** Opening THE DATA block **

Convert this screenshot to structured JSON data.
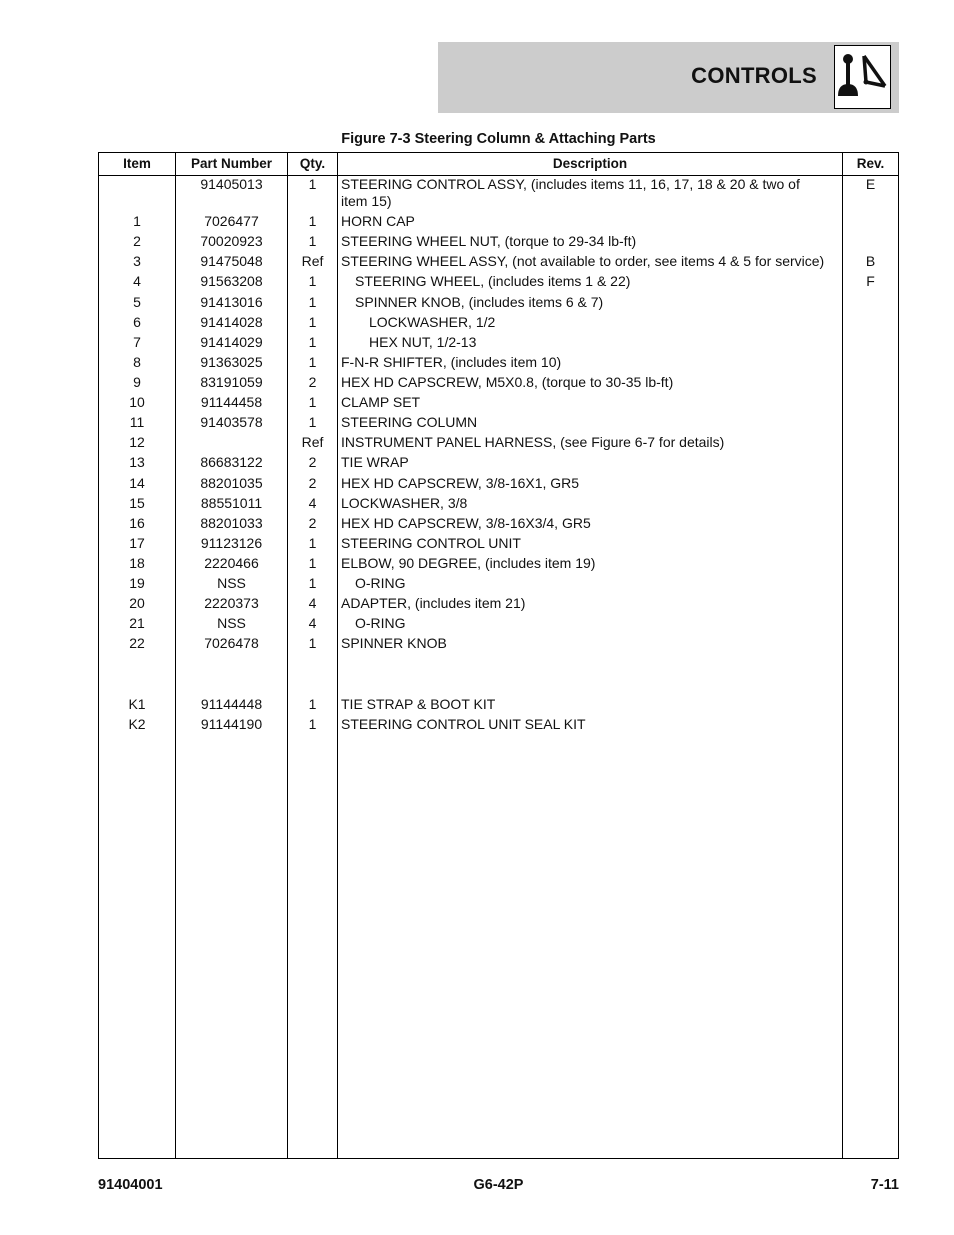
{
  "header": {
    "section_title": "CONTROLS",
    "icon": "controls-joystick-icon"
  },
  "figure_title": "Figure 7-3 Steering Column & Attaching Parts",
  "table": {
    "columns": [
      "Item",
      "Part Number",
      "Qty.",
      "Description",
      "Rev."
    ],
    "rows": [
      {
        "item": "",
        "part": "91405013",
        "qty": "1",
        "desc": "STEERING CONTROL ASSY, (includes items 11, 16, 17, 18 & 20 & two of item 15)",
        "desc_line1": "STEERING CONTROL ASSY, (includes items 11, 16, 17, 18 & 20 & two of",
        "desc_line2": "item 15)",
        "rev": "E",
        "indent": 0
      },
      {
        "item": "1",
        "part": "7026477",
        "qty": "1",
        "desc": "HORN CAP",
        "rev": "",
        "indent": 0
      },
      {
        "item": "2",
        "part": "70020923",
        "qty": "1",
        "desc": "STEERING WHEEL NUT, (torque to 29-34 lb-ft)",
        "rev": "",
        "indent": 0
      },
      {
        "item": "3",
        "part": "91475048",
        "qty": "Ref",
        "desc": "STEERING WHEEL ASSY, (not available to order, see items 4 & 5 for service)",
        "rev": "B",
        "indent": 0
      },
      {
        "item": "4",
        "part": "91563208",
        "qty": "1",
        "desc": "STEERING WHEEL, (includes items 1 & 22)",
        "rev": "F",
        "indent": 1
      },
      {
        "item": "5",
        "part": "91413016",
        "qty": "1",
        "desc": "SPINNER KNOB, (includes items 6 & 7)",
        "rev": "",
        "indent": 1
      },
      {
        "item": "6",
        "part": "91414028",
        "qty": "1",
        "desc": "LOCKWASHER, 1/2",
        "rev": "",
        "indent": 2
      },
      {
        "item": "7",
        "part": "91414029",
        "qty": "1",
        "desc": "HEX NUT, 1/2-13",
        "rev": "",
        "indent": 2
      },
      {
        "item": "8",
        "part": "91363025",
        "qty": "1",
        "desc": "F-N-R SHIFTER, (includes item 10)",
        "rev": "",
        "indent": 0
      },
      {
        "item": "9",
        "part": "83191059",
        "qty": "2",
        "desc": "HEX HD CAPSCREW, M5X0.8, (torque to 30-35 lb-ft)",
        "rev": "",
        "indent": 0
      },
      {
        "item": "10",
        "part": "91144458",
        "qty": "1",
        "desc": "CLAMP SET",
        "rev": "",
        "indent": 0
      },
      {
        "item": "11",
        "part": "91403578",
        "qty": "1",
        "desc": "STEERING COLUMN",
        "rev": "",
        "indent": 0
      },
      {
        "item": "12",
        "part": "",
        "qty": "Ref",
        "desc": "INSTRUMENT PANEL HARNESS, (see Figure 6-7 for details)",
        "rev": "",
        "indent": 0
      },
      {
        "item": "13",
        "part": "86683122",
        "qty": "2",
        "desc": "TIE WRAP",
        "rev": "",
        "indent": 0
      },
      {
        "item": "14",
        "part": "88201035",
        "qty": "2",
        "desc": "HEX HD CAPSCREW, 3/8-16X1, GR5",
        "rev": "",
        "indent": 0
      },
      {
        "item": "15",
        "part": "88551011",
        "qty": "4",
        "desc": "LOCKWASHER, 3/8",
        "rev": "",
        "indent": 0
      },
      {
        "item": "16",
        "part": "88201033",
        "qty": "2",
        "desc": "HEX HD CAPSCREW, 3/8-16X3/4, GR5",
        "rev": "",
        "indent": 0
      },
      {
        "item": "17",
        "part": "91123126",
        "qty": "1",
        "desc": "STEERING CONTROL UNIT",
        "rev": "",
        "indent": 0
      },
      {
        "item": "18",
        "part": "2220466",
        "qty": "1",
        "desc": "ELBOW, 90 DEGREE, (includes item 19)",
        "rev": "",
        "indent": 0
      },
      {
        "item": "19",
        "part": "NSS",
        "qty": "1",
        "desc": "O-RING",
        "rev": "",
        "indent": 1
      },
      {
        "item": "20",
        "part": "2220373",
        "qty": "4",
        "desc": "ADAPTER, (includes item 21)",
        "rev": "",
        "indent": 0
      },
      {
        "item": "21",
        "part": "NSS",
        "qty": "4",
        "desc": "O-RING",
        "rev": "",
        "indent": 1
      },
      {
        "item": "22",
        "part": "7026478",
        "qty": "1",
        "desc": "SPINNER KNOB",
        "rev": "",
        "indent": 0
      },
      {
        "item": "K1",
        "part": "91144448",
        "qty": "1",
        "desc": "TIE STRAP & BOOT KIT",
        "rev": "",
        "indent": 0
      },
      {
        "item": "K2",
        "part": "91144190",
        "qty": "1",
        "desc": "STEERING CONTROL UNIT SEAL KIT",
        "rev": "",
        "indent": 0
      }
    ]
  },
  "footer": {
    "left": "91404001",
    "center": "G6-42P",
    "right": "7-11"
  }
}
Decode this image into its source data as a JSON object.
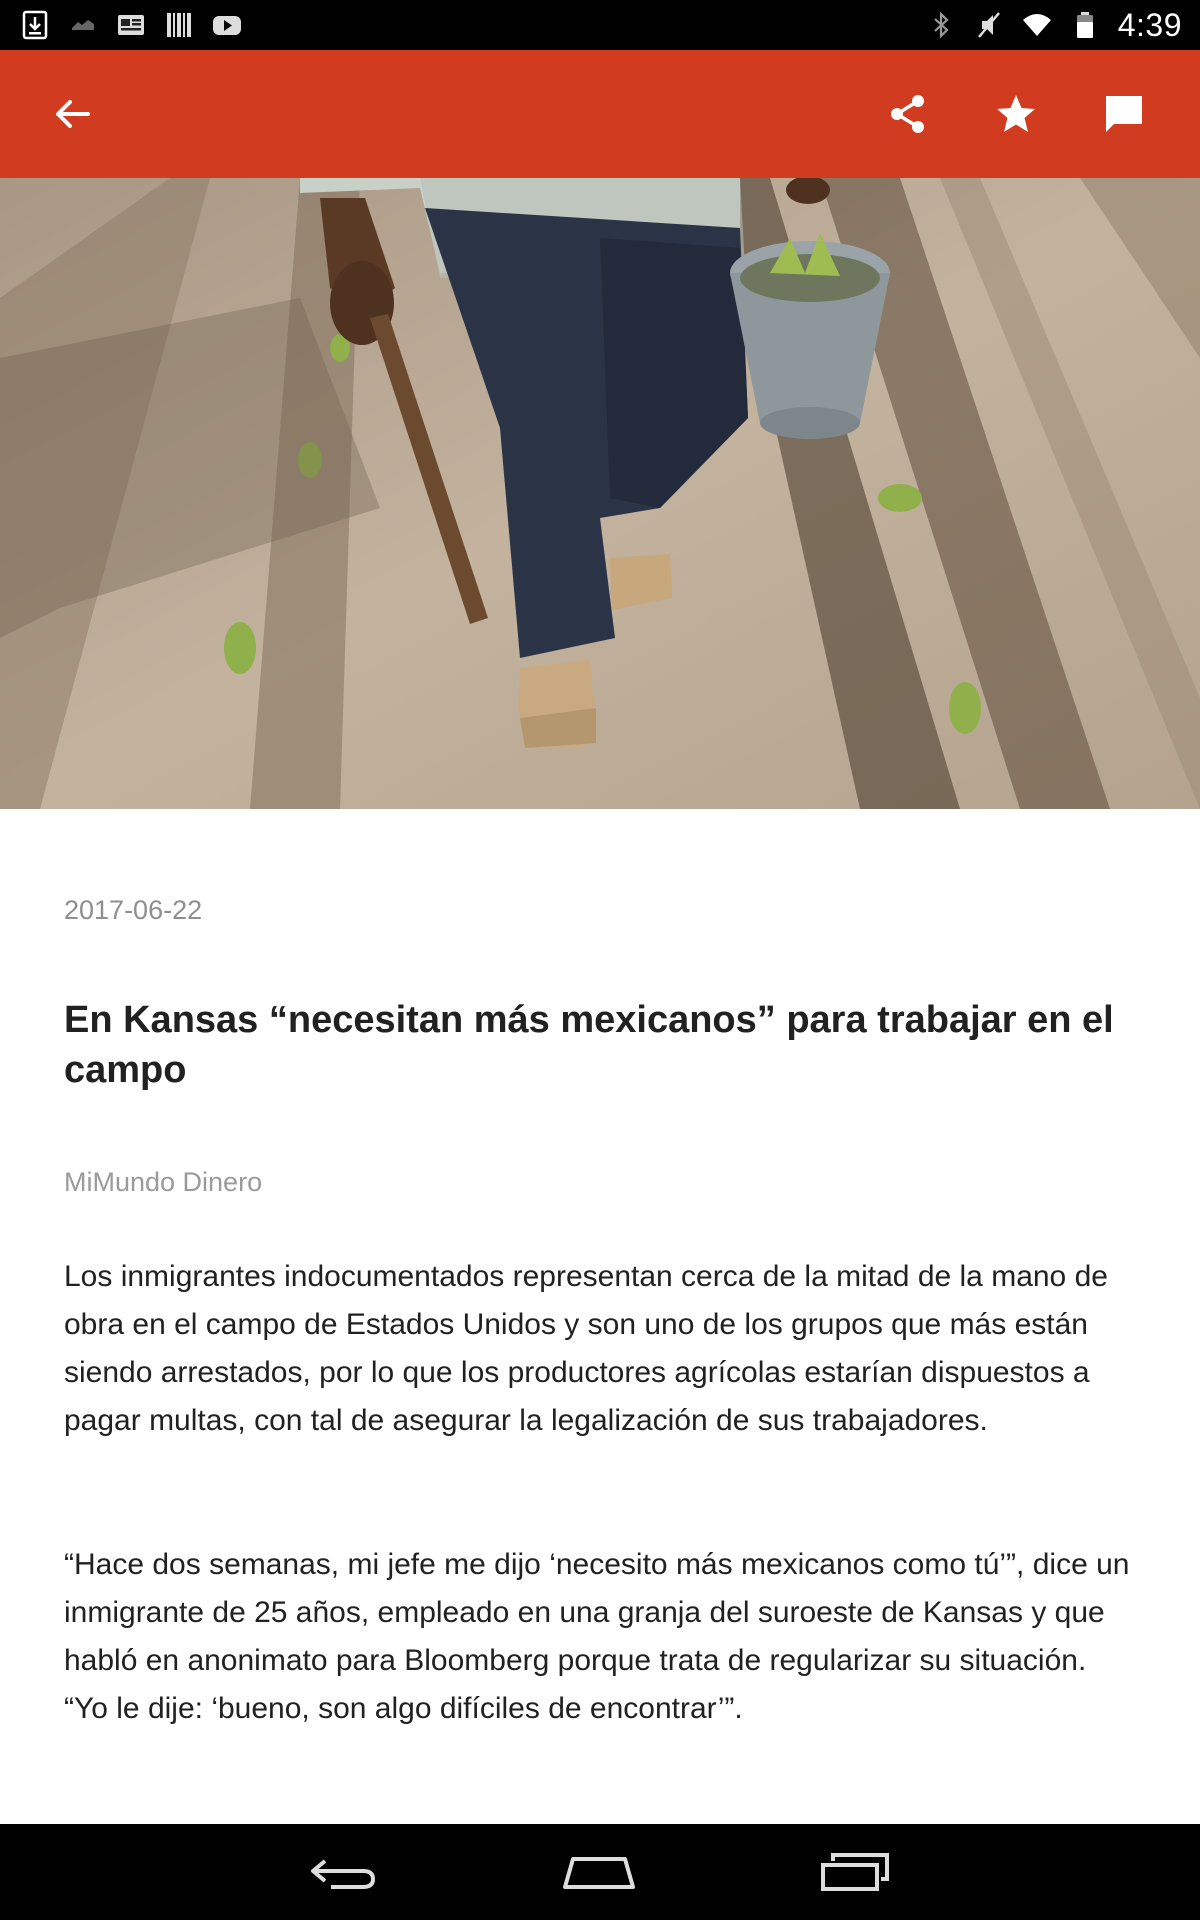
{
  "status_bar": {
    "time": "4:39",
    "left_icons": [
      "download-icon",
      "notification-icon",
      "news-icon",
      "barcode-icon",
      "youtube-icon"
    ],
    "right_icons": [
      "bluetooth-icon",
      "mute-icon",
      "wifi-icon",
      "battery-icon"
    ]
  },
  "app_bar": {
    "background": "#d13b1f",
    "icons": [
      "back-arrow-icon",
      "share-icon",
      "star-icon",
      "comment-icon"
    ]
  },
  "article": {
    "date": "2017-06-22",
    "title": "En Kansas “necesitan más mexicanos” para trabajar en el campo",
    "source": "MiMundo Dinero",
    "paragraphs": [
      "Los inmigrantes indocumentados representan cerca de la mitad de la mano de obra en el campo de Estados Unidos y son uno de los grupos que más están siendo arrestados, por lo que los productores agrícolas estarían dispuestos a pagar multas, con tal de asegurar la legalización de sus trabajadores.",
      "“Hace dos semanas, mi jefe me dijo ‘necesito más mexicanos como tú’”, dice un inmigrante de 25 años, empleado en una granja del suroeste de Kansas y que habló en anonimato para Bloomberg porque trata de regularizar su situación. “Yo le dije: ‘bueno, son algo difíciles de encontrar’”."
    ]
  },
  "nav_bar": {
    "icons": [
      "nav-back-icon",
      "nav-home-icon",
      "nav-recents-icon"
    ]
  }
}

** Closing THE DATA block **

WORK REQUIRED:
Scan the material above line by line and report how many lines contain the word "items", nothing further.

EXERCISE SOLUTION:
5